"The interactive media/video game industry has extended far beyond its original markets, and is now on an economic scale exceeding recorded music and movies. It is growing while several traditional industries are entering a period of decline," said Matt Jackson, head of the Department of Telecommunications. "It is a natural outgrowth of the core curriculum of our department, and fits well with the department’s portfolio of other offerings."

The general-education course represents another addition to the communications offerings for all students at Penn State. From fall 2005 to fall 2010, enrollment in those courses has increased 28 percent as the College of Communications and its faculty meet a growing University-wide need.

"We take seriously our obligation to provide quality undergraduate instruction not only to our majors, but also to students in disciplines across the University," Dean Doug Anderson said.

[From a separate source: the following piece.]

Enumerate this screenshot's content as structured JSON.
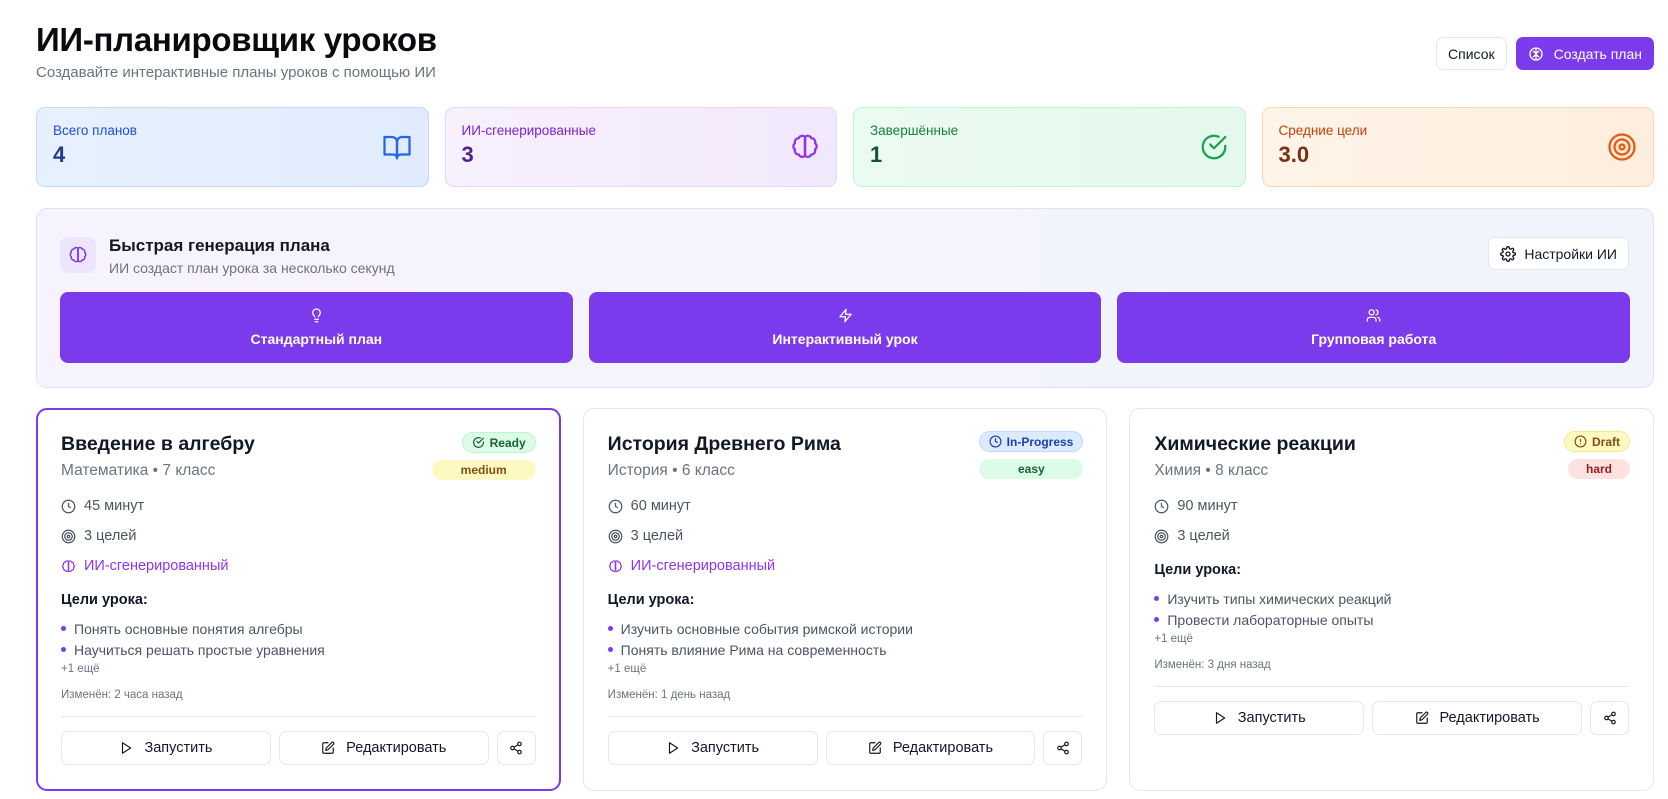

In fall 2005, 1,824 students enrolled in general-education courses taught by communications faculty members. In fall 2010, 2,342 students -- about 75 percent of whom were noncommunications majors -- were enrolled.

All candidates for baccalaureate degrees from Penn State are required to complete at least 45 credits of general-education course work that is intended to cultivate a broad understanding of the arts and sciences, build on the intellectual foundations for majors from accounting to zoology, and to prepare an educated and informed citizenry.

The general-education requirement encourages Penn State students to explore new ideas and approaches to discovery and to integrate that knowledge with their areas of academic and professional specialization.

Contacts: 
Last Updated April 08, 2011